*** Block opens ***

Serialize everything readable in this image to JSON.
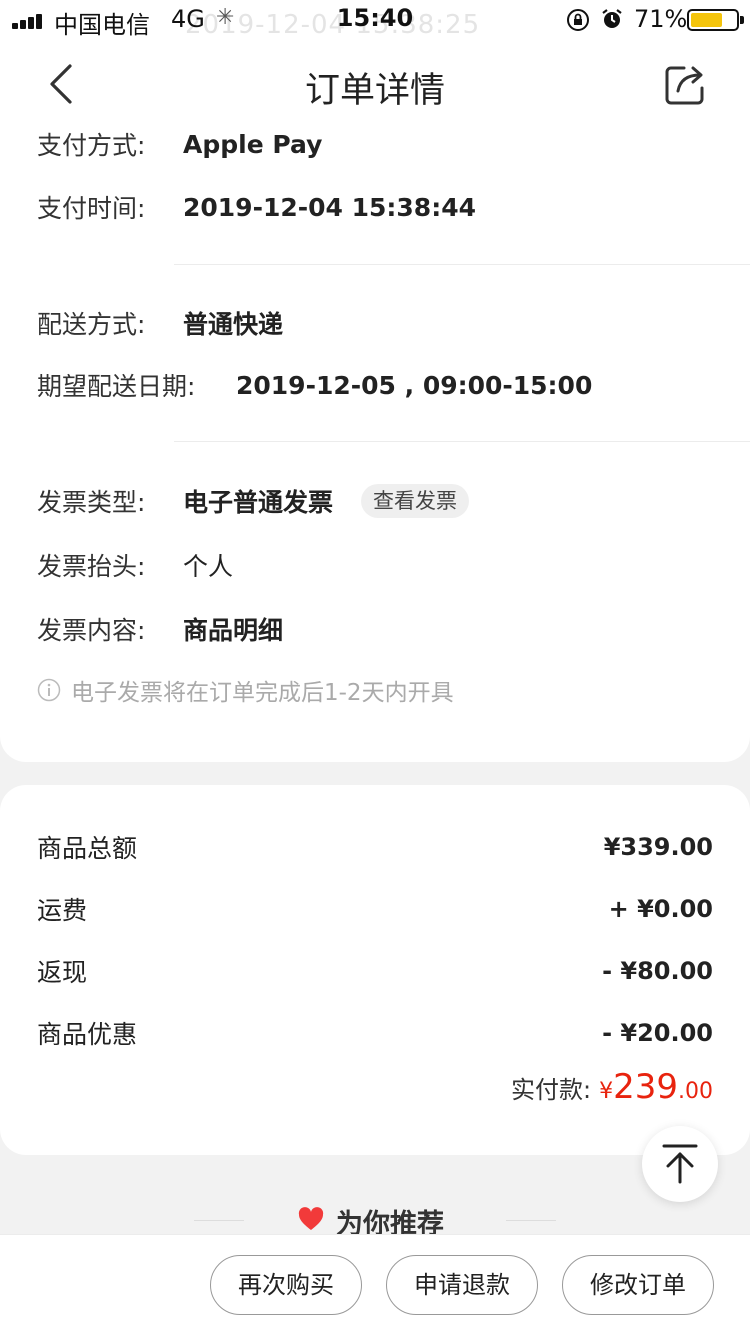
{
  "status_bar": {
    "carrier": "中国电信",
    "network": "4G",
    "time": "15:40",
    "battery_percent": "71%",
    "battery_level": 0.71,
    "ghost_text": "2019-12-04 15:38:25"
  },
  "nav": {
    "title": "订单详情",
    "back_icon": "chevron-left-icon",
    "share_icon": "share-icon"
  },
  "payment": {
    "method_label": "支付方式:",
    "method_value": "Apple Pay",
    "time_label": "支付时间:",
    "time_value": "2019-12-04 15:38:44"
  },
  "delivery": {
    "method_label": "配送方式:",
    "method_value": "普通快递",
    "date_label": "期望配送日期:",
    "date_value": "2019-12-05 , 09:00-15:00"
  },
  "invoice": {
    "type_label": "发票类型:",
    "type_value": "电子普通发票",
    "view_button": "查看发票",
    "title_label": "发票抬头:",
    "title_value": "个人",
    "content_label": "发票内容:",
    "content_value": "商品明细",
    "notice": "电子发票将在订单完成后1-2天内开具"
  },
  "amounts": {
    "subtotal_label": "商品总额",
    "subtotal_value": "¥339.00",
    "shipping_label": "运费",
    "shipping_value": "+ ¥0.00",
    "cashback_label": "返现",
    "cashback_value": "- ¥80.00",
    "discount_label": "商品优惠",
    "discount_value": "- ¥20.00",
    "total_label": "实付款:",
    "total_currency": "¥",
    "total_integer": "239",
    "total_decimal": ".00"
  },
  "colors": {
    "accent_red": "#e8230e",
    "battery_yellow": "#f4c40c"
  },
  "recommend": {
    "title": "为你推荐",
    "icon": "heart-icon"
  },
  "back_to_top_icon": "arrow-up-to-top-icon",
  "actions": {
    "buy_again": "再次购买",
    "refund": "申请退款",
    "modify_order": "修改订单"
  }
}
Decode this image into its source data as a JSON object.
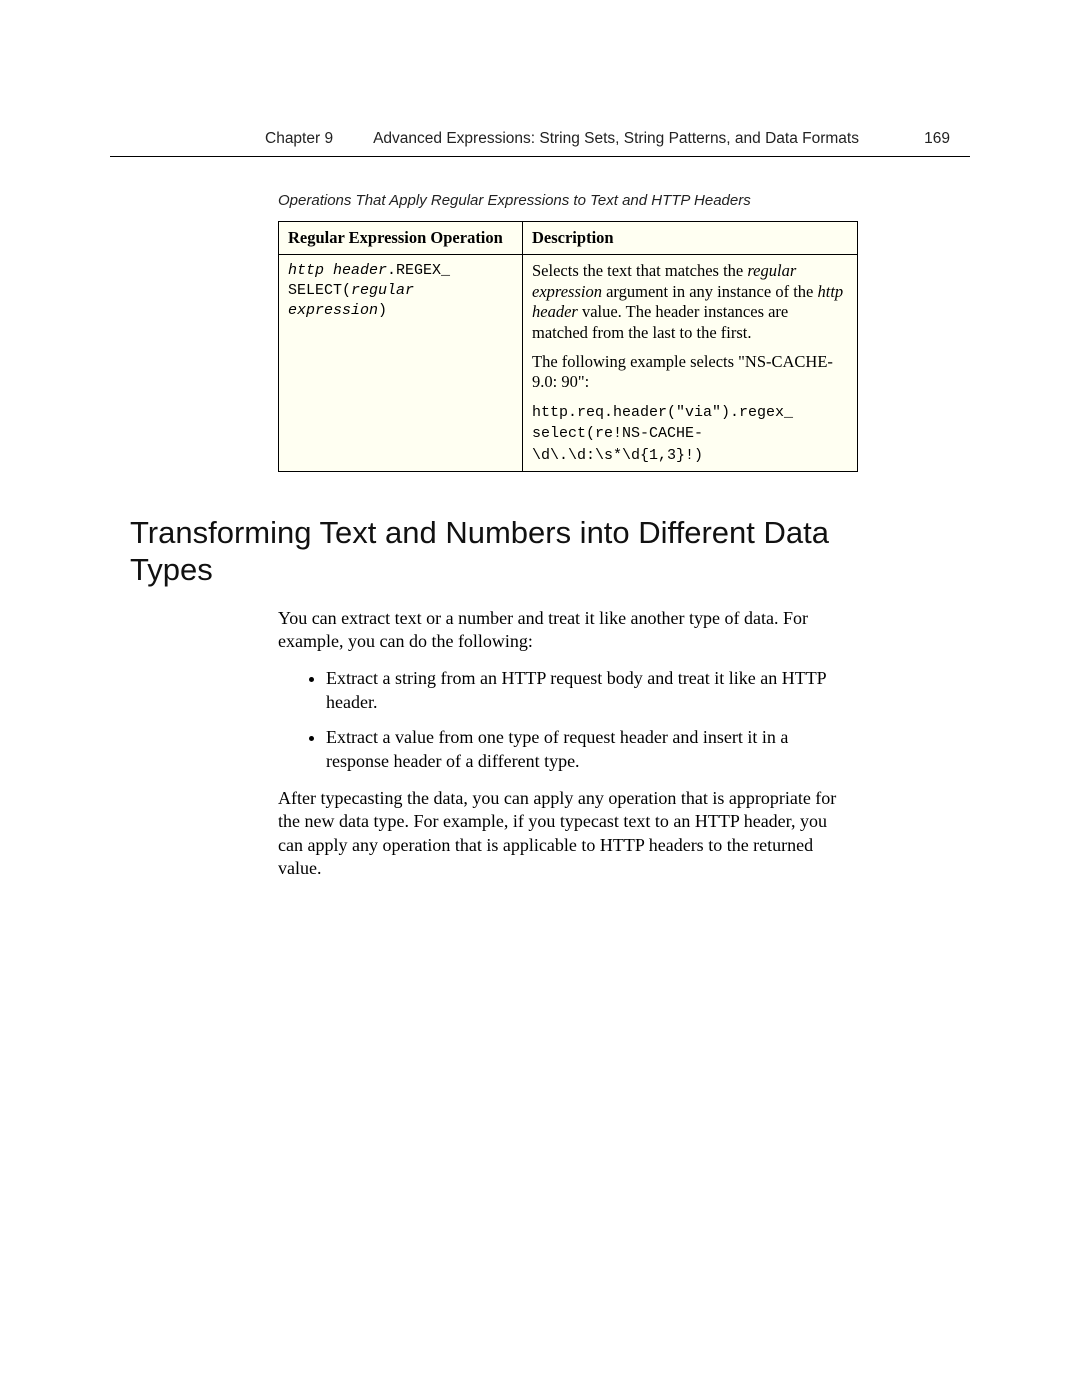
{
  "header": {
    "chapter": "Chapter 9",
    "title": "Advanced Expressions: String Sets, String Patterns, and Data Formats",
    "page": "169"
  },
  "table": {
    "caption": "Operations That Apply Regular Expressions to Text and HTTP Headers",
    "columns": [
      "Regular Expression Operation",
      "Description"
    ],
    "row": {
      "op_prefix_i": "http header",
      "op_mid": ".REGEX_ SELECT(",
      "op_arg_i": "regular expression",
      "op_suffix": ")",
      "desc_p1_a": "Selects the text that matches the ",
      "desc_p1_i1": "regular expression",
      "desc_p1_b": " argument in any instance of the ",
      "desc_p1_i2": "http header",
      "desc_p1_c": " value. The header instances are matched from the last to the first.",
      "desc_p2": "The following example selects \"NS-CACHE-9.0: 90\":",
      "desc_code": "http.req.header(\"via\").regex_\nselect(re!NS-CACHE-\n\\d\\.\\d:\\s*\\d{1,3}!)"
    }
  },
  "section": {
    "heading": "Transforming Text and Numbers into Different Data Types",
    "p1": "You can extract text or a number and treat it like another type of data. For example, you can do the following:",
    "bullets": [
      "Extract a string from an HTTP request body and treat it like an HTTP header.",
      "Extract a value from one type of request header and insert it in a response header of a different type."
    ],
    "p2": "After typecasting the data, you can apply any operation that is appropriate for the new data type. For example, if you typecast text to an HTTP header, you can apply any operation that is applicable to HTTP headers to the returned value."
  }
}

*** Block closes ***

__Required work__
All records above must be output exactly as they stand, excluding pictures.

__Exercise output__
Serialize everything readable in this image to JSON.
{
  "status_bar": {
    "carrier": "中国电信",
    "network": "4G",
    "time": "15:40",
    "battery_percent": "71%",
    "battery_level": 0.71,
    "ghost_text": "2019-12-04 15:38:25"
  },
  "nav": {
    "title": "订单详情",
    "back_icon": "chevron-left-icon",
    "share_icon": "share-icon"
  },
  "payment": {
    "method_label": "支付方式:",
    "method_value": "Apple Pay",
    "time_label": "支付时间:",
    "time_value": "2019-12-04 15:38:44"
  },
  "delivery": {
    "method_label": "配送方式:",
    "method_value": "普通快递",
    "date_label": "期望配送日期:",
    "date_value": "2019-12-05 , 09:00-15:00"
  },
  "invoice": {
    "type_label": "发票类型:",
    "type_value": "电子普通发票",
    "view_button": "查看发票",
    "title_label": "发票抬头:",
    "title_value": "个人",
    "content_label": "发票内容:",
    "content_value": "商品明细",
    "notice": "电子发票将在订单完成后1-2天内开具"
  },
  "amounts": {
    "subtotal_label": "商品总额",
    "subtotal_value": "¥339.00",
    "shipping_label": "运费",
    "shipping_value": "+ ¥0.00",
    "cashback_label": "返现",
    "cashback_value": "- ¥80.00",
    "discount_label": "商品优惠",
    "discount_value": "- ¥20.00",
    "total_label": "实付款:",
    "total_currency": "¥",
    "total_integer": "239",
    "total_decimal": ".00"
  },
  "colors": {
    "accent_red": "#e8230e",
    "battery_yellow": "#f4c40c"
  },
  "recommend": {
    "title": "为你推荐",
    "icon": "heart-icon"
  },
  "back_to_top_icon": "arrow-up-to-top-icon",
  "actions": {
    "buy_again": "再次购买",
    "refund": "申请退款",
    "modify_order": "修改订单"
  }
}
Decode this image into its source data as a JSON object.
{
  "header": {
    "chapter": "Chapter 9",
    "title": "Advanced Expressions: String Sets, String Patterns, and Data Formats",
    "page": "169"
  },
  "table": {
    "caption": "Operations That Apply Regular Expressions to Text and HTTP Headers",
    "columns": [
      "Regular Expression Operation",
      "Description"
    ],
    "row": {
      "op_prefix_i": "http header",
      "op_mid": ".REGEX_ SELECT(",
      "op_arg_i": "regular expression",
      "op_suffix": ")",
      "desc_p1_a": "Selects the text that matches the ",
      "desc_p1_i1": "regular expression",
      "desc_p1_b": " argument in any instance of the ",
      "desc_p1_i2": "http header",
      "desc_p1_c": " value. The header instances are matched from the last to the first.",
      "desc_p2": "The following example selects \"NS-CACHE-9.0: 90\":",
      "desc_code": "http.req.header(\"via\").regex_\nselect(re!NS-CACHE-\n\\d\\.\\d:\\s*\\d{1,3}!)"
    }
  },
  "section": {
    "heading": "Transforming Text and Numbers into Different Data Types",
    "p1": "You can extract text or a number and treat it like another type of data. For example, you can do the following:",
    "bullets": [
      "Extract a string from an HTTP request body and treat it like an HTTP header.",
      "Extract a value from one type of request header and insert it in a response header of a different type."
    ],
    "p2": "After typecasting the data, you can apply any operation that is appropriate for the new data type. For example, if you typecast text to an HTTP header, you can apply any operation that is applicable to HTTP headers to the returned value."
  }
}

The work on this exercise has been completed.